ACTIVITY:
From the first line to the last, restate the records word for word, skipping the pictures.
+--
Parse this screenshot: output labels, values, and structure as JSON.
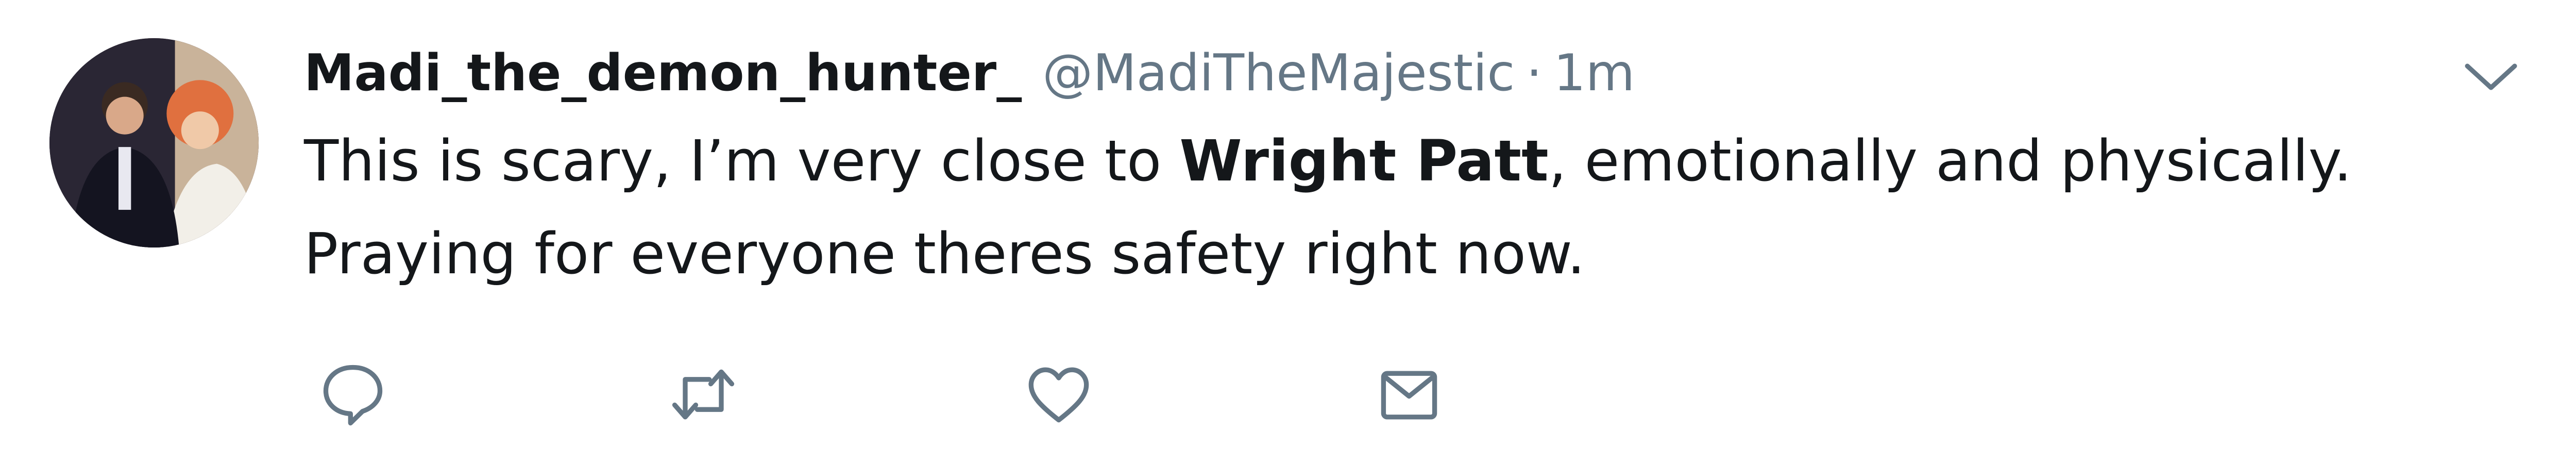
{
  "tweet": {
    "display_name": "Madi_the_demon_hunter_",
    "handle": "@MadiTheMajestic",
    "separator": "·",
    "timestamp": "1m",
    "text_before": "This is scary, I’m very close to ",
    "text_bold": "Wright Patt",
    "text_after": ", emotionally and physically. Praying for everyone theres safety right now."
  },
  "icons": {
    "menu": "chevron-down-icon",
    "reply": "reply-bubble-icon",
    "retweet": "retweet-icon",
    "like": "heart-icon",
    "dm": "envelope-icon"
  },
  "colors": {
    "text": "#14171a",
    "muted": "#657786",
    "background": "#ffffff"
  }
}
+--
SOLUTION BELOW:
Parse this screenshot: output labels, values, and structure as JSON.
{
  "tweet": {
    "display_name": "Madi_the_demon_hunter_",
    "handle": "@MadiTheMajestic",
    "separator": "·",
    "timestamp": "1m",
    "text_before": "This is scary, I’m very close to ",
    "text_bold": "Wright Patt",
    "text_after": ", emotionally and physically. Praying for everyone theres safety right now."
  },
  "icons": {
    "menu": "chevron-down-icon",
    "reply": "reply-bubble-icon",
    "retweet": "retweet-icon",
    "like": "heart-icon",
    "dm": "envelope-icon"
  },
  "colors": {
    "text": "#14171a",
    "muted": "#657786",
    "background": "#ffffff"
  }
}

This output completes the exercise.